Contemporary Narratives - Photography: A Short Guide to History, Theory, and Practice: Online Course Starting April 27th 2022

  Sign up to my new series of talks on Contemporary Narratives - Photography: A Short Guide to History, Theory, and Practice .  Starts on Ap...

Friday, 8 March 2013

The Invisible Papa

Thanks to Simon Anstey for sharing this picture with me.  The title was invisible 'papa'because of the war - it was in French so possibly this  is fromFrance and the First World War. 

But it is the string, the coathanger and the arm around the greatcoat waist that make this picture so moving, tragic and modern. It's a kind of memento mori of absence.

Was this a common way of photographing loss? Was this part of a series to photograph missing loved ones/ I would love to know.


Stan B. said...

Yes, such a splendid example cries out for more!

Anonymous said...

dulce et decorum est pro patria mori


Anonymous said...

Thanks to Jessica Hines


Gavin McL said...

The British Victorian photographs that I've seen that deal with death and loss often use what are to us quite subtle signifiers such as wreaths or types of flowers. This is however French and of a slightly later period and the frighteningly large death toll experienced by the French during WW1 may have driven people to explore more demonstrative methods of illustrating their loss. The empty greatcoat could however be "place holder" in the first stage of a photomontage which weren't uncommon
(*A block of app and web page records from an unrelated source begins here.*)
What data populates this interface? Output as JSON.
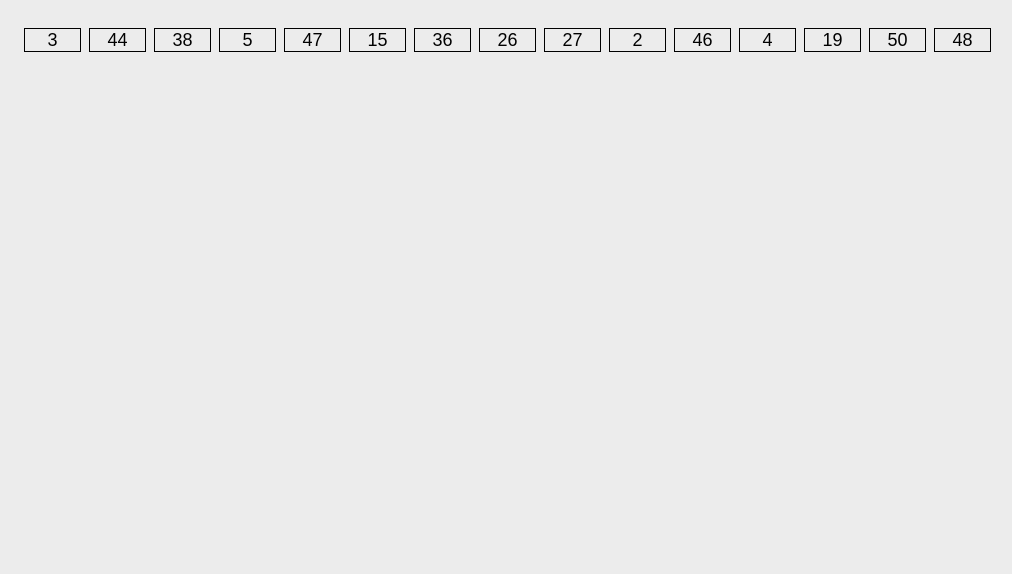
{
  "number_row": {
    "items": [
      {
        "value": "3"
      },
      {
        "value": "44"
      },
      {
        "value": "38"
      },
      {
        "value": "5"
      },
      {
        "value": "47"
      },
      {
        "value": "15"
      },
      {
        "value": "36"
      },
      {
        "value": "26"
      },
      {
        "value": "27"
      },
      {
        "value": "2"
      },
      {
        "value": "46"
      },
      {
        "value": "4"
      },
      {
        "value": "19"
      },
      {
        "value": "50"
      },
      {
        "value": "48"
      }
    ]
  }
}
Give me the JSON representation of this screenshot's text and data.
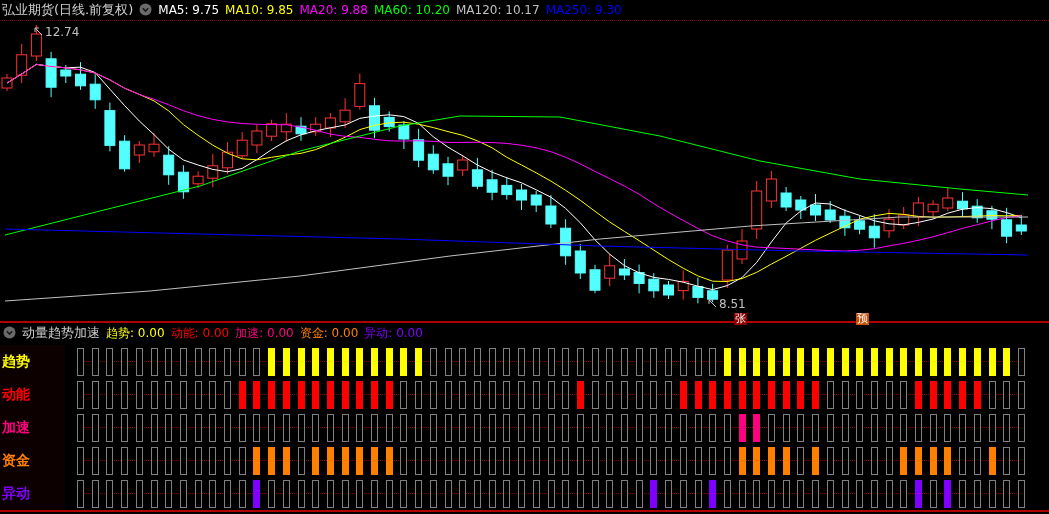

Jumpingjacquesflash said...

Hi Colin,
By looking to find information about this picture I found it several times back on Greek websites.
One of them mentioned a long story.
You can find it here and use Google translate; as it is in Greek.

Greetings, Jacques

colin pantall said...

Thanks Jacques - that's a fictional version, but it's a lovely story.